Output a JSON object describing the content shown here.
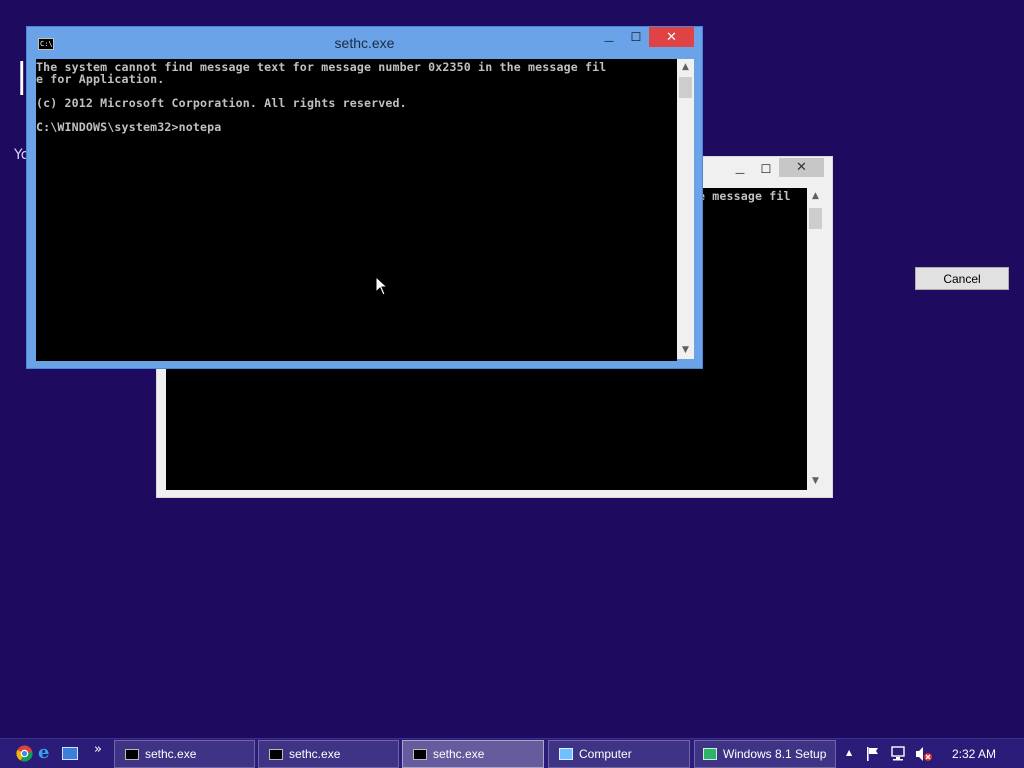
{
  "background": {
    "color": "#1e0a5e",
    "fragment_text": "Yo",
    "cursor_glyph": "|"
  },
  "setup_dialog": {
    "cancel_label": "Cancel"
  },
  "front_window": {
    "title": "sethc.exe",
    "title_bar_color": "#6aa3e8",
    "console_lines": [
      "The system cannot find message text for message number 0x2350 in the message fil",
      "e for Application.",
      "",
      "(c) 2012 Microsoft Corporation. All rights reserved.",
      "",
      "C:\\WINDOWS\\system32>notepa"
    ],
    "minimize_glyph": "—",
    "maximize_glyph": "☐",
    "close_glyph": "✕"
  },
  "back_window": {
    "console_fragment": "e message fil",
    "minimize_glyph": "—",
    "maximize_glyph": "☐",
    "close_glyph": "✕"
  },
  "taskbar": {
    "overflow_glyph": "»",
    "buttons": [
      {
        "label": "sethc.exe",
        "icon": "cmd-icon",
        "active": false
      },
      {
        "label": "sethc.exe",
        "icon": "cmd-icon",
        "active": false
      },
      {
        "label": "sethc.exe",
        "icon": "cmd-icon",
        "active": true
      },
      {
        "label": "Computer",
        "icon": "computer-icon",
        "active": false
      },
      {
        "label": "Windows 8.1 Setup",
        "icon": "setup-icon",
        "active": false
      }
    ],
    "tray_up_glyph": "▲",
    "clock": "2:32 AM"
  }
}
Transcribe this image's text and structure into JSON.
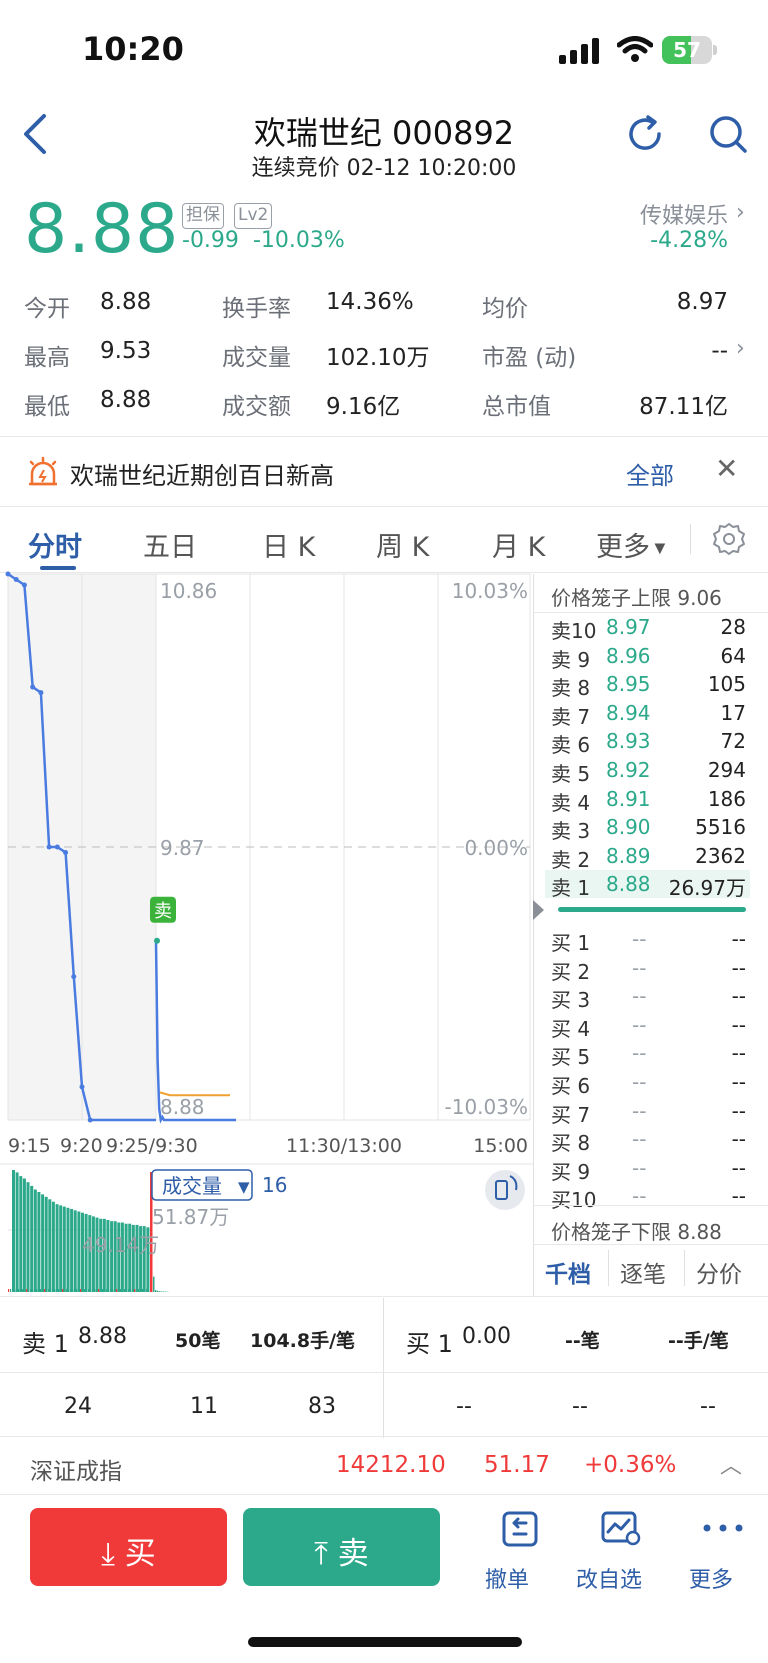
{
  "status_bar": {
    "time": "10:20",
    "battery": "57",
    "battery_level": 0.57
  },
  "header": {
    "title": "欢瑞世纪 000892",
    "subtitle": "连续竞价 02-12 10:20:00"
  },
  "quote": {
    "price": "8.88",
    "tags": [
      "担保",
      "Lv2"
    ],
    "change": "-0.99",
    "change_pct": "-10.03%",
    "sector": {
      "name": "传媒娱乐",
      "change": "-4.28%"
    },
    "stats": {
      "open": {
        "label": "今开",
        "value": "8.88"
      },
      "high": {
        "label": "最高",
        "value": "9.53"
      },
      "low": {
        "label": "最低",
        "value": "8.88"
      },
      "turnover_rate": {
        "label": "换手率",
        "value": "14.36%"
      },
      "volume": {
        "label": "成交量",
        "value": "102.10万"
      },
      "amount": {
        "label": "成交额",
        "value": "9.16亿"
      },
      "avg_price": {
        "label": "均价",
        "value": "8.97"
      },
      "pe": {
        "label": "市盈 (动)",
        "value": "--"
      },
      "market_cap": {
        "label": "总市值",
        "value": "87.11亿"
      }
    }
  },
  "alert": {
    "text": "欢瑞世纪近期创百日新高",
    "action": "全部"
  },
  "tabs": [
    "分时",
    "五日",
    "日 K",
    "周 K",
    "月 K",
    "更多"
  ],
  "chart_data": {
    "type": "line",
    "y_labels": {
      "top": "10.86",
      "mid": "9.87",
      "bottom": "8.88"
    },
    "pct_labels": {
      "top": "10.03%",
      "mid": "0.00%",
      "bottom": "-10.03%"
    },
    "x_labels": [
      "9:15",
      "9:20",
      "9:25/9:30",
      "11:30/13:00",
      "15:00"
    ],
    "ylim": [
      8.88,
      10.86
    ],
    "auction_series": [
      10.86,
      10.84,
      10.82,
      10.45,
      10.43,
      9.87,
      9.87,
      9.85,
      9.4,
      9.0,
      8.88,
      8.88,
      8.88,
      8.88,
      8.88,
      8.88,
      8.88,
      8.88,
      8.88
    ],
    "trade_series": [
      9.53,
      9.1,
      8.92,
      8.88,
      8.89,
      8.88,
      8.88,
      8.88,
      8.88,
      8.88,
      8.88
    ],
    "avg_series": [
      8.98,
      8.97,
      8.97,
      8.97,
      8.97,
      8.97,
      8.97,
      8.97
    ],
    "sell_marker": "卖",
    "volume_panel": {
      "label": "成交量",
      "value": "16",
      "max_label": "51.87万",
      "auction_max_label": "49.14万",
      "auction_bars": [
        1.0,
        0.98,
        0.95,
        0.93,
        0.9,
        0.87,
        0.84,
        0.82,
        0.8,
        0.78,
        0.76,
        0.74,
        0.72,
        0.71,
        0.7,
        0.69,
        0.68,
        0.67,
        0.66,
        0.65,
        0.64,
        0.63,
        0.62,
        0.61,
        0.6,
        0.6,
        0.59,
        0.58,
        0.58,
        0.57,
        0.57,
        0.56,
        0.56,
        0.55,
        0.55,
        0.54,
        0.54,
        0.53
      ],
      "trade_bars": [
        1.0,
        0.12,
        0.08,
        0.05,
        0.04,
        0.03,
        0.03,
        0.02
      ]
    }
  },
  "order_book": {
    "upper_limit": "价格笼子上限 9.06",
    "lower_limit": "价格笼子下限 8.88",
    "asks": [
      {
        "label": "卖10",
        "price": "8.97",
        "vol": "28"
      },
      {
        "label": "卖 9",
        "price": "8.96",
        "vol": "64"
      },
      {
        "label": "卖 8",
        "price": "8.95",
        "vol": "105"
      },
      {
        "label": "卖 7",
        "price": "8.94",
        "vol": "17"
      },
      {
        "label": "卖 6",
        "price": "8.93",
        "vol": "72"
      },
      {
        "label": "卖 5",
        "price": "8.92",
        "vol": "294"
      },
      {
        "label": "卖 4",
        "price": "8.91",
        "vol": "186"
      },
      {
        "label": "卖 3",
        "price": "8.90",
        "vol": "5516"
      },
      {
        "label": "卖 2",
        "price": "8.89",
        "vol": "2362"
      },
      {
        "label": "卖 1",
        "price": "8.88",
        "vol": "26.97万"
      }
    ],
    "bids": [
      {
        "label": "买 1",
        "price": "--",
        "vol": "--"
      },
      {
        "label": "买 2",
        "price": "--",
        "vol": "--"
      },
      {
        "label": "买 3",
        "price": "--",
        "vol": "--"
      },
      {
        "label": "买 4",
        "price": "--",
        "vol": "--"
      },
      {
        "label": "买 5",
        "price": "--",
        "vol": "--"
      },
      {
        "label": "买 6",
        "price": "--",
        "vol": "--"
      },
      {
        "label": "买 7",
        "price": "--",
        "vol": "--"
      },
      {
        "label": "买 8",
        "price": "--",
        "vol": "--"
      },
      {
        "label": "买 9",
        "price": "--",
        "vol": "--"
      },
      {
        "label": "买10",
        "price": "--",
        "vol": "--"
      }
    ],
    "tabs": [
      "千档",
      "逐笔",
      "分价"
    ]
  },
  "trade_summary": {
    "sell": {
      "label": "卖 1",
      "price": "8.88",
      "orders": "50笔",
      "per_order": "104.8手/笔",
      "queue": [
        "24",
        "11",
        "83"
      ]
    },
    "buy": {
      "label": "买 1",
      "price": "0.00",
      "orders": "--笔",
      "per_order": "--手/笔",
      "queue": [
        "--",
        "--",
        "--"
      ]
    }
  },
  "index_bar": {
    "name": "深证成指",
    "value": "14212.10",
    "change": "51.17",
    "change_pct": "+0.36%"
  },
  "actions": {
    "buy": "买",
    "sell": "卖",
    "cancel": "撤单",
    "edit_watchlist": "改自选",
    "more": "更多"
  },
  "colors": {
    "up": "#f03a3a",
    "down": "#2ba98a",
    "accent": "#2f5ea8",
    "line": "#4a7be0",
    "avg": "#f0a030"
  }
}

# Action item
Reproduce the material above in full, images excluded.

# Exercise answer
Output a JSON object describing the content shown here.
{
  "background": {
    "color": "#1e0a5e",
    "fragment_text": "Yo",
    "cursor_glyph": "|"
  },
  "setup_dialog": {
    "cancel_label": "Cancel"
  },
  "front_window": {
    "title": "sethc.exe",
    "title_bar_color": "#6aa3e8",
    "console_lines": [
      "The system cannot find message text for message number 0x2350 in the message fil",
      "e for Application.",
      "",
      "(c) 2012 Microsoft Corporation. All rights reserved.",
      "",
      "C:\\WINDOWS\\system32>notepa"
    ],
    "minimize_glyph": "—",
    "maximize_glyph": "☐",
    "close_glyph": "✕"
  },
  "back_window": {
    "console_fragment": "e message fil",
    "minimize_glyph": "—",
    "maximize_glyph": "☐",
    "close_glyph": "✕"
  },
  "taskbar": {
    "overflow_glyph": "»",
    "buttons": [
      {
        "label": "sethc.exe",
        "icon": "cmd-icon",
        "active": false
      },
      {
        "label": "sethc.exe",
        "icon": "cmd-icon",
        "active": false
      },
      {
        "label": "sethc.exe",
        "icon": "cmd-icon",
        "active": true
      },
      {
        "label": "Computer",
        "icon": "computer-icon",
        "active": false
      },
      {
        "label": "Windows 8.1 Setup",
        "icon": "setup-icon",
        "active": false
      }
    ],
    "tray_up_glyph": "▲",
    "clock": "2:32 AM"
  }
}
Transcribe this image's text and structure into JSON.
{
  "status_bar": {
    "time": "10:20",
    "battery": "57",
    "battery_level": 0.57
  },
  "header": {
    "title": "欢瑞世纪 000892",
    "subtitle": "连续竞价 02-12 10:20:00"
  },
  "quote": {
    "price": "8.88",
    "tags": [
      "担保",
      "Lv2"
    ],
    "change": "-0.99",
    "change_pct": "-10.03%",
    "sector": {
      "name": "传媒娱乐",
      "change": "-4.28%"
    },
    "stats": {
      "open": {
        "label": "今开",
        "value": "8.88"
      },
      "high": {
        "label": "最高",
        "value": "9.53"
      },
      "low": {
        "label": "最低",
        "value": "8.88"
      },
      "turnover_rate": {
        "label": "换手率",
        "value": "14.36%"
      },
      "volume": {
        "label": "成交量",
        "value": "102.10万"
      },
      "amount": {
        "label": "成交额",
        "value": "9.16亿"
      },
      "avg_price": {
        "label": "均价",
        "value": "8.97"
      },
      "pe": {
        "label": "市盈 (动)",
        "value": "--"
      },
      "market_cap": {
        "label": "总市值",
        "value": "87.11亿"
      }
    }
  },
  "alert": {
    "text": "欢瑞世纪近期创百日新高",
    "action": "全部"
  },
  "tabs": [
    "分时",
    "五日",
    "日 K",
    "周 K",
    "月 K",
    "更多"
  ],
  "chart_data": {
    "type": "line",
    "y_labels": {
      "top": "10.86",
      "mid": "9.87",
      "bottom": "8.88"
    },
    "pct_labels": {
      "top": "10.03%",
      "mid": "0.00%",
      "bottom": "-10.03%"
    },
    "x_labels": [
      "9:15",
      "9:20",
      "9:25/9:30",
      "11:30/13:00",
      "15:00"
    ],
    "ylim": [
      8.88,
      10.86
    ],
    "auction_series": [
      10.86,
      10.84,
      10.82,
      10.45,
      10.43,
      9.87,
      9.87,
      9.85,
      9.4,
      9.0,
      8.88,
      8.88,
      8.88,
      8.88,
      8.88,
      8.88,
      8.88,
      8.88,
      8.88
    ],
    "trade_series": [
      9.53,
      9.1,
      8.92,
      8.88,
      8.89,
      8.88,
      8.88,
      8.88,
      8.88,
      8.88,
      8.88
    ],
    "avg_series": [
      8.98,
      8.97,
      8.97,
      8.97,
      8.97,
      8.97,
      8.97,
      8.97
    ],
    "sell_marker": "卖",
    "volume_panel": {
      "label": "成交量",
      "value": "16",
      "max_label": "51.87万",
      "auction_max_label": "49.14万",
      "auction_bars": [
        1.0,
        0.98,
        0.95,
        0.93,
        0.9,
        0.87,
        0.84,
        0.82,
        0.8,
        0.78,
        0.76,
        0.74,
        0.72,
        0.71,
        0.7,
        0.69,
        0.68,
        0.67,
        0.66,
        0.65,
        0.64,
        0.63,
        0.62,
        0.61,
        0.6,
        0.6,
        0.59,
        0.58,
        0.58,
        0.57,
        0.57,
        0.56,
        0.56,
        0.55,
        0.55,
        0.54,
        0.54,
        0.53
      ],
      "trade_bars": [
        1.0,
        0.12,
        0.08,
        0.05,
        0.04,
        0.03,
        0.03,
        0.02
      ]
    }
  },
  "order_book": {
    "upper_limit": "价格笼子上限 9.06",
    "lower_limit": "价格笼子下限 8.88",
    "asks": [
      {
        "label": "卖10",
        "price": "8.97",
        "vol": "28"
      },
      {
        "label": "卖 9",
        "price": "8.96",
        "vol": "64"
      },
      {
        "label": "卖 8",
        "price": "8.95",
        "vol": "105"
      },
      {
        "label": "卖 7",
        "price": "8.94",
        "vol": "17"
      },
      {
        "label": "卖 6",
        "price": "8.93",
        "vol": "72"
      },
      {
        "label": "卖 5",
        "price": "8.92",
        "vol": "294"
      },
      {
        "label": "卖 4",
        "price": "8.91",
        "vol": "186"
      },
      {
        "label": "卖 3",
        "price": "8.90",
        "vol": "5516"
      },
      {
        "label": "卖 2",
        "price": "8.89",
        "vol": "2362"
      },
      {
        "label": "卖 1",
        "price": "8.88",
        "vol": "26.97万"
      }
    ],
    "bids": [
      {
        "label": "买 1",
        "price": "--",
        "vol": "--"
      },
      {
        "label": "买 2",
        "price": "--",
        "vol": "--"
      },
      {
        "label": "买 3",
        "price": "--",
        "vol": "--"
      },
      {
        "label": "买 4",
        "price": "--",
        "vol": "--"
      },
      {
        "label": "买 5",
        "price": "--",
        "vol": "--"
      },
      {
        "label": "买 6",
        "price": "--",
        "vol": "--"
      },
      {
        "label": "买 7",
        "price": "--",
        "vol": "--"
      },
      {
        "label": "买 8",
        "price": "--",
        "vol": "--"
      },
      {
        "label": "买 9",
        "price": "--",
        "vol": "--"
      },
      {
        "label": "买10",
        "price": "--",
        "vol": "--"
      }
    ],
    "tabs": [
      "千档",
      "逐笔",
      "分价"
    ]
  },
  "trade_summary": {
    "sell": {
      "label": "卖 1",
      "price": "8.88",
      "orders": "50笔",
      "per_order": "104.8手/笔",
      "queue": [
        "24",
        "11",
        "83"
      ]
    },
    "buy": {
      "label": "买 1",
      "price": "0.00",
      "orders": "--笔",
      "per_order": "--手/笔",
      "queue": [
        "--",
        "--",
        "--"
      ]
    }
  },
  "index_bar": {
    "name": "深证成指",
    "value": "14212.10",
    "change": "51.17",
    "change_pct": "+0.36%"
  },
  "actions": {
    "buy": "买",
    "sell": "卖",
    "cancel": "撤单",
    "edit_watchlist": "改自选",
    "more": "更多"
  },
  "colors": {
    "up": "#f03a3a",
    "down": "#2ba98a",
    "accent": "#2f5ea8",
    "line": "#4a7be0",
    "avg": "#f0a030"
  }
}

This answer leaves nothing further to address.